And he kept crashing to the ground during the dance-to-death scenes. I’ve never seen anyone do it quite like that. He really fell hard to the ground at points. But he did it in such a way that it looked not only like he was dancing to death, as commanded by Myrta, but like he actually was so heartbroken and angry at himself that he wanted to die. It was a far more intense interpretation than I’ve seen before. (It looked more dramatic last night — maybe just because it was live — but you can see some of what I’m talking about here.)
Nina was gorgeous, particularly in the Wilis Act. I think I still prefer Julie Kent’s mad scene to everyone else’s, maybe because she was the first person I saw in the role and she had such subtlety. She didn’t overdo it; you had to read it on her face, and that made it all the more real, made her collapse into death all the more tragic. But the way Nina stood over Marcelo and held her arms up behind him, like she was now his angel, like she would be for the rest of his life — made me want to cry. And the way she’d bourree across the stage so light like a spirit — perfectly ghostly, both angelic and haunting.
And Gillian was an excellent Myrta.

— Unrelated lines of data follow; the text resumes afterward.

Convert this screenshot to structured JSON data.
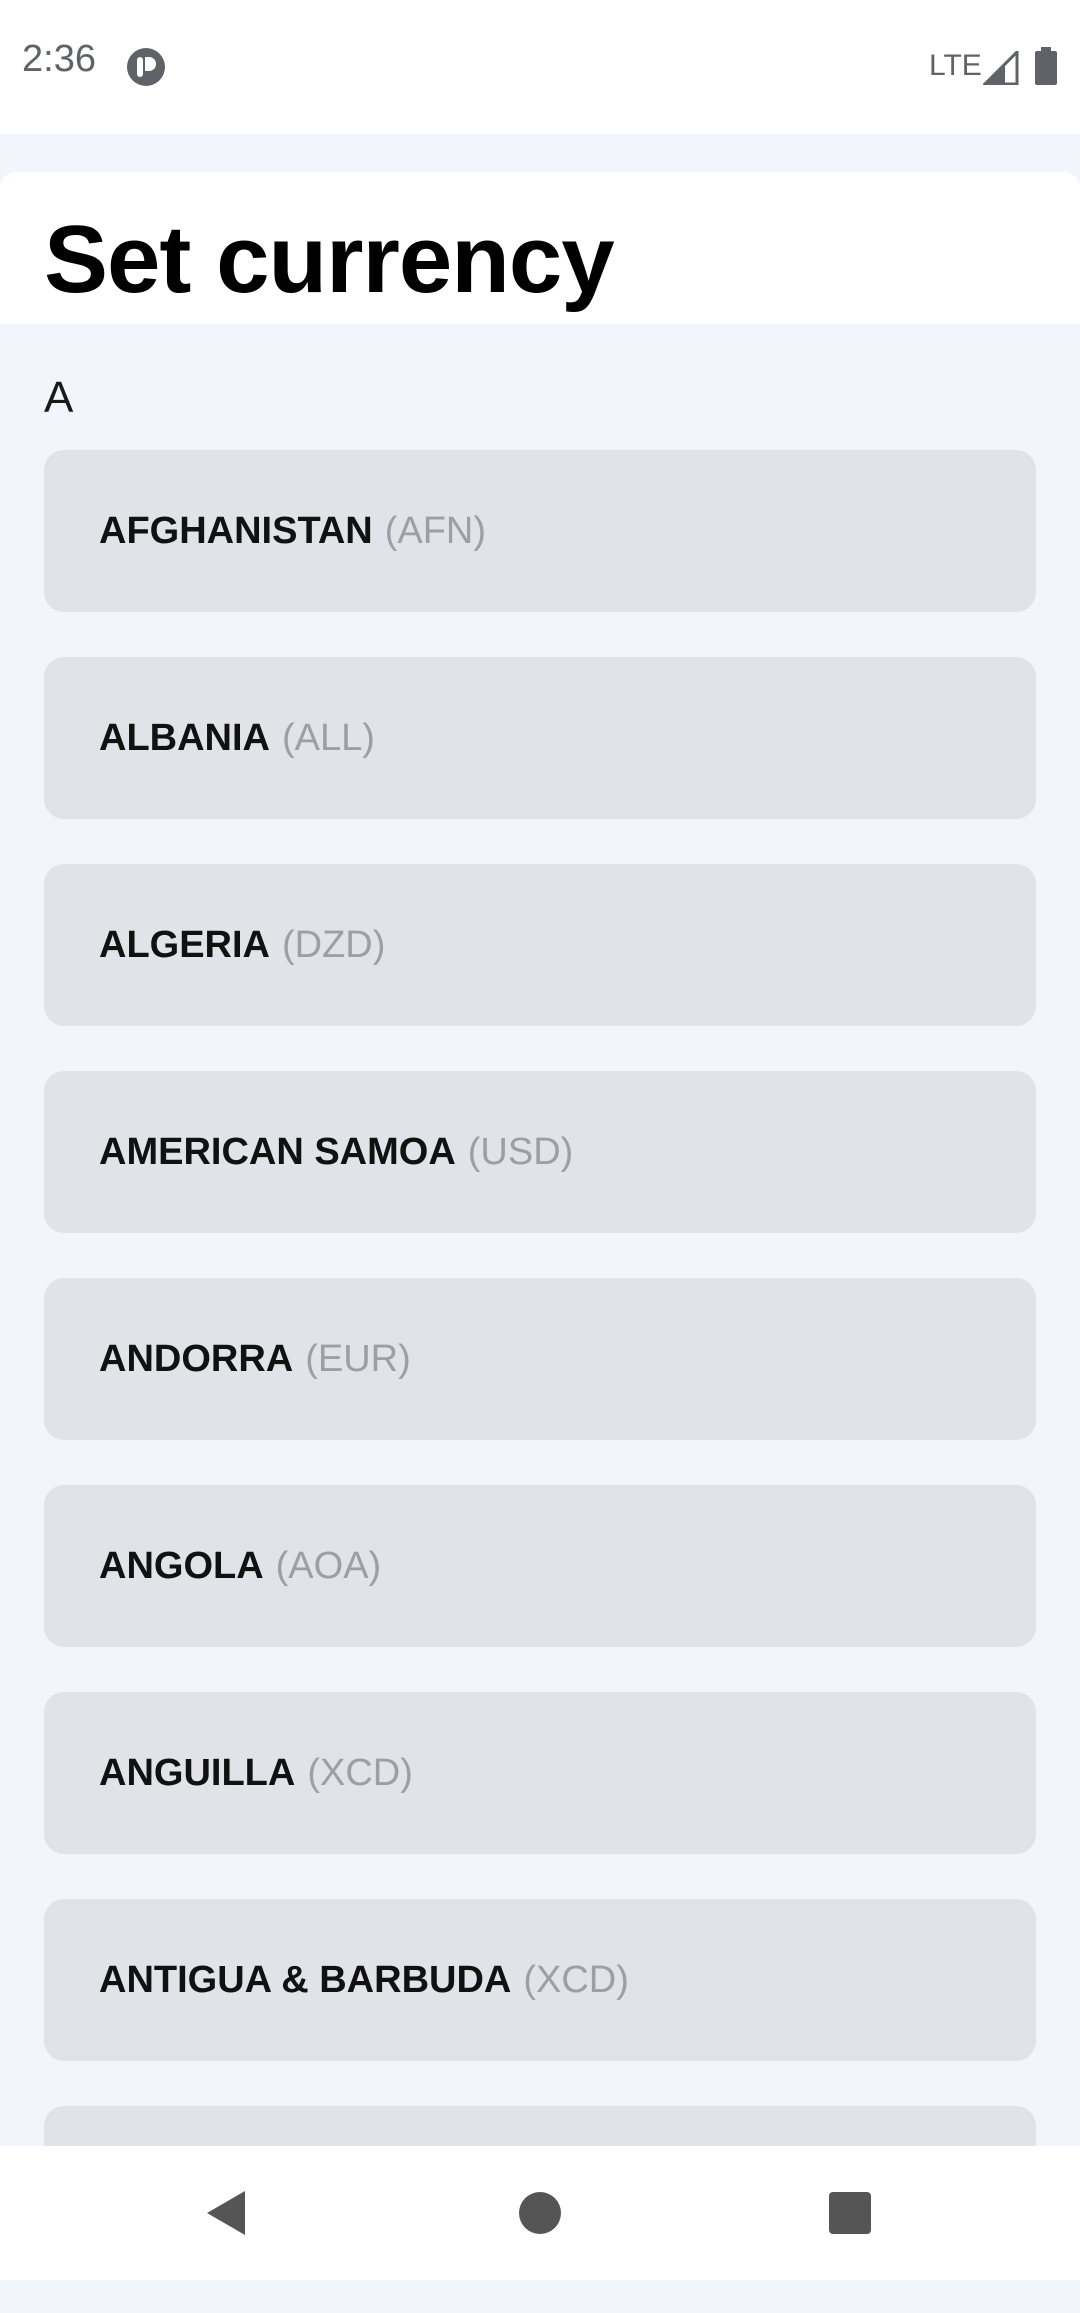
{
  "status_bar": {
    "time": "2:36",
    "network": "LTE",
    "icons": [
      "app-notification-icon",
      "signal-icon",
      "battery-icon"
    ]
  },
  "header": {
    "title": "Set currency"
  },
  "section": {
    "letter": "A"
  },
  "currencies": [
    {
      "country": "AFGHANISTAN",
      "code": "(AFN)"
    },
    {
      "country": "ALBANIA",
      "code": "(ALL)"
    },
    {
      "country": "ALGERIA",
      "code": "(DZD)"
    },
    {
      "country": "AMERICAN SAMOA",
      "code": "(USD)"
    },
    {
      "country": "ANDORRA",
      "code": "(EUR)"
    },
    {
      "country": "ANGOLA",
      "code": "(AOA)"
    },
    {
      "country": "ANGUILLA",
      "code": "(XCD)"
    },
    {
      "country": "ANTIGUA & BARBUDA",
      "code": "(XCD)"
    },
    {
      "country": "",
      "code": ""
    }
  ],
  "nav": {
    "icons": [
      "back-icon",
      "home-icon",
      "recents-icon"
    ]
  },
  "colors": {
    "background": "#f2f5fb",
    "card": "#e1e3e8",
    "code_text": "#9aa0a6",
    "title_text": "#000000"
  }
}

Because she’s sinister up front, commanding Hilarion’s death, and then remains all-controlling throughout, when Albrecht appears and Giselle makes clear she need to protect him, it’s ultimately Gillian’s Myrta who allows that to happen. So Myrta ends up forgiving as well, making the story all the more full and moving. Gennadi was very good in the dance-to-death scene, but I didn’t like him so well in the first Act. I think he was too mean and controlling. I know Hilarion loves Giselle and wants to expose Albrecht, but I might have been a little afraid of his Hilarion if I were her. Too angry and impetuous. But he’s a very good bravura dancer and those insanely fast chaines where he whips himself into a chaotic frenzy were stunning.
Curtain calls again were crazed. I honestly don’t remember hearing so many “Bravaaaaaaas” ever before. People were screaming. Nina is obviously a very beloved ballerina. Her last Giselle is on Friday, when Jose Carreno will dance Albrecht. And her last performance with ABT will be later this season in Swan Lake.